Before coming to Brown in 1971, Landow taught at Columbia and Chicago universities, and he has since taught at NEH summer institutes at Yale. A Fulbright Scholar, Guggenheim Fellow, and Fellow of the Cornell Society for the Humanities, he has received numerous grants and awards from NEH and NEA, and has been invited to serve as Fellow of Brasenose College, Oxford, British Academy Visiting Professor at the U. of Lancaster, Visiting Research Fellow in Computer Science at the U. of Southampton, Visiting Professor, University of Zimbabwe, and Distinguished Visiting Professor, Shaw Professor of English and Computer Science, NUS and founding dean, University Scholars Programme, NUS. His books on Victorian literature and culture include The Aesthetic and Critical Theories of John Ruskin (Princeton UP, 1971), Victorian Types, Victorian Shadows (Routledge, 1980), Approaches to Victorian Autobiography (Ohio UP, 1979), Images of Crisis: Literary Iconology, 1750 to the Present (Routledge, 1982), Ruskin (Oxford UP, 1985), A Pre-Raphaelite Friendship (UMI, 1985), and Elegant Jeremiahs: The Sage from Carlyle to Mailer (Cornell UP, 1986).
His books on hypertext and digital culture include Hypermedia and Literary Studies (MIT, 1991), and The Digital Word (MIT, 1993) both co-edited with Paul Delany, and Hypertext: The Convergence of Contemporary Critical Theory and Technology (Hopkins, 1992) and Hypertext 2.0 (1997), and Hypertext: Critical Theory and New Media in an Era of Globalization (2006). He has also edited Hyper/Text/Theory (Hopkins, 1994).
He is founder and webmaster of the Victorian, Postcolonial Literature and Culture, and Cyberspace, Hypertext, and Critical Theory websites, which contain around 52,000 documents and which receives as many as 20 million hits per month.

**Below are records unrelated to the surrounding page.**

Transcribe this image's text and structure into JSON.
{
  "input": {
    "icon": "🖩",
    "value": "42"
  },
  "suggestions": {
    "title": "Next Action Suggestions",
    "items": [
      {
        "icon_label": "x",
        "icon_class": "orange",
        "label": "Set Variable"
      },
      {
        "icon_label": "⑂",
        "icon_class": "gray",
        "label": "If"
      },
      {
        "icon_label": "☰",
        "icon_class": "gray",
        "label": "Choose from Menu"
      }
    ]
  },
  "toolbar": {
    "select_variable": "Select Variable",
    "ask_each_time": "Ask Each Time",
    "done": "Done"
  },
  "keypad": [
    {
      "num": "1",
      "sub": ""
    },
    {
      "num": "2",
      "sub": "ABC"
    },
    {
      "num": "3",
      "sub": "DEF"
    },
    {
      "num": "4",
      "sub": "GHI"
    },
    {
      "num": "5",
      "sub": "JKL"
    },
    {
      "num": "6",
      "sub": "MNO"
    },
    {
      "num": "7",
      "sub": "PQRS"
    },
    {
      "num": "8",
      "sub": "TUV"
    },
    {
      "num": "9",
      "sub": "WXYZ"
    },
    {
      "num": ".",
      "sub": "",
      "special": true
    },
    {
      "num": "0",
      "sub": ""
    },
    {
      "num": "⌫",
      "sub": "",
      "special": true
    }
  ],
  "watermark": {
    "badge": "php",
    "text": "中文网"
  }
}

This bio has been imported from Landow's ELMCIP page.